**Your objective:** Every entry should be reproduced word for word.

[Data entries]

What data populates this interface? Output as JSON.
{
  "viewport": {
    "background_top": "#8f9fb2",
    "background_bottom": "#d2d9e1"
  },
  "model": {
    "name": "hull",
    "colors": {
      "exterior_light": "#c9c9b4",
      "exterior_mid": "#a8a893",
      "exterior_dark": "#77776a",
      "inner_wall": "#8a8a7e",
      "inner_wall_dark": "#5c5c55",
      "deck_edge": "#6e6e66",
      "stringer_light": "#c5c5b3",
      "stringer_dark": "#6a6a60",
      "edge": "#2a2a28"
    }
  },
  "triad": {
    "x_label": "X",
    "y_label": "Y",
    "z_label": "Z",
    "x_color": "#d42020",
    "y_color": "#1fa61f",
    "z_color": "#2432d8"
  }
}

**Task answer:**
What data populates this interface? Output as JSON.
{
  "viewport": {
    "background_top": "#8f9fb2",
    "background_bottom": "#d2d9e1"
  },
  "model": {
    "name": "hull",
    "colors": {
      "exterior_light": "#c9c9b4",
      "exterior_mid": "#a8a893",
      "exterior_dark": "#77776a",
      "inner_wall": "#8a8a7e",
      "inner_wall_dark": "#5c5c55",
      "deck_edge": "#6e6e66",
      "stringer_light": "#c5c5b3",
      "stringer_dark": "#6a6a60",
      "edge": "#2a2a28"
    }
  },
  "triad": {
    "x_label": "X",
    "y_label": "Y",
    "z_label": "Z",
    "x_color": "#d42020",
    "y_color": "#1fa61f",
    "z_color": "#2432d8"
  }
}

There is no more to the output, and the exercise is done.